Mr. Ambassador, Honoured Rabbis, Ladies and Gentlemen
Please excuse my weak German, but I wish to address you in the language of the country that has become a welcoming and prosperous home to our people. As you know, we have assembled here to celebrate fifty years of diplomatic relations between Germany and Israel. Three previous events led to this historic development. The Luxembourg Agreement of 1952 articulated the Federal Republic of Germany’s assumption of responsibility for the consequences of the Shoah. This led to a meeting, in March of 1960, between Israel’s first Prime Minister, David Ben-Gurion, and Germany’s first Chancellor, Konrad Adenauer. And third, the trial of Adolph Eichmann in 1961 enabled both countries to develop a new, empathic understanding of each other.
These past events bring us to the present day. Here members of the German Jewish community, both those who are native-born and those who have made Germany their new home, find encouragement and support from leaders of government. For example, Chancellor Merkel, attending a rally last September to oppose anti-Semitism, stated that the growth of Germany’s Jewish population
„grenzt an ein Wunder. Das ist ein Geschenk. Das erfüllt mich mit großer Dankbarkeit…Jüdisches Leben gehört zu uns. Es ist Teil unserer Identität und Kultur.“
“is a gift and it fills me with deepest gratitude. Jewish life is part of our identity and culture.”
A few weeks ago, Israel’s President Rivlin accepted Germany’s invitation to make a state visit to strengthen the ties with Israel. In fact, Germany is Israel’s third-largest trading partner, and Israel is Germany’s second-largest partner in the Middle East. The co-operation between these two countries extends from scientific and technological research to tourism, and much more.
Building on these solid foundations, we can look confidently toward the future. Jews around the world are reassured by the German government’s strong stand against anti-Semitism within its borders, and by its defence of Israel in the forum of nations. We are delighted to witness the growth of the Jewish Progressive movement in Germany, which we shall celebrate in the days ahead. And we look forward to the time when all denominations of Judaism will treat each other with mutual respect, and will receive equal status within the larger German community.
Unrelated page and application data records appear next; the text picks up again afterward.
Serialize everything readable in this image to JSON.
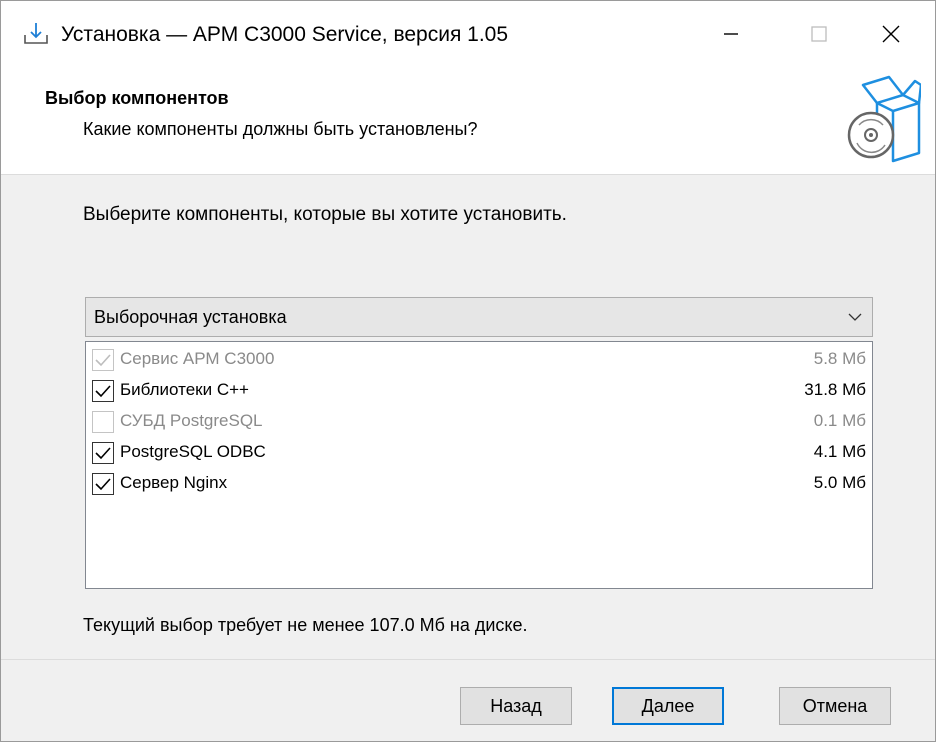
{
  "window": {
    "title": "Установка — АРМ С3000 Service, версия 1.05"
  },
  "header": {
    "title": "Выбор компонентов",
    "subtitle": "Какие компоненты должны быть установлены?"
  },
  "main": {
    "instruction": "Выберите компоненты, которые вы хотите установить.",
    "install_type": {
      "selected": "Выборочная установка"
    },
    "components": [
      {
        "name": "Сервис АРМ С3000",
        "size": "5.8 Мб",
        "checked": true,
        "disabled": true
      },
      {
        "name": "Библиотеки C++",
        "size": "31.8 Мб",
        "checked": true,
        "disabled": false
      },
      {
        "name": "СУБД PostgreSQL",
        "size": "0.1 Мб",
        "checked": false,
        "disabled": true
      },
      {
        "name": "PostgreSQL ODBC",
        "size": "4.1 Мб",
        "checked": true,
        "disabled": false
      },
      {
        "name": "Сервер Nginx",
        "size": "5.0 Мб",
        "checked": true,
        "disabled": false
      }
    ],
    "disk_requirement": "Текущий выбор требует не менее 107.0 Мб на диске."
  },
  "footer": {
    "back_label": "Назад",
    "next_label": "Далее",
    "cancel_label": "Отмена"
  },
  "icons": {
    "app": "download-icon",
    "header": "software-box-cd-icon",
    "minimize": "minimize-icon",
    "maximize": "maximize-icon",
    "close": "close-icon",
    "dropdown": "chevron-down-icon",
    "check": "check-icon"
  },
  "colors": {
    "accent": "#0078d7",
    "disabled_text": "#8a8a8a"
  }
}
Over the next few days, I look forward to learning more about your vibrant community and to adding your voice to the worldwide organization of Progressive Zionists under the umbrella of ARZENU. I hope to explore with you what it means to be a Progressive Religious Zionist. What are the values that we uphold, and how can we put those values into action? How do we rejoice in the religious diversity in the Jewish Homeland, while also recognizing Israel’s unique culture that goes beyond religious practice? How do we defend Israel against her enemies that would wish to destroy her, while also voicing our hopes that her government and her citizens will live up to our highest Jewish ideals?
When we come to the end of reading a Book of the Torah, we say to each other, Chazak Chazak v’Nitchazek – let us be strong, let us be strong, and let us strengthen each other – and then we proceed to the next Book. As we conclude fifty years of friendship between Germany and Israel, we now open a new chapter of our Jewish future. Chazak: let us nurture our identity as a Diaspora Jewish community, and understand the unique gifts that we have to give to the world. Chazak – let us strengthen our bonds with the State of Israel, acknowledging how greatly Medinat Yisrael contributes to our own Jewish spirit. V’nitchazek – and may we come to understand that, through both these aspects of our identity, we give strength to each other.
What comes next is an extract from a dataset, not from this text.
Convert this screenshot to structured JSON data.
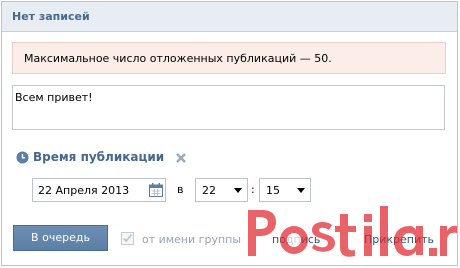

Sitting together in this historic building with so many memories and many promises to come, with the new chapter of German Jewry open before us and with the support of Progressive Jews around the world, we march forward with confidence into the future.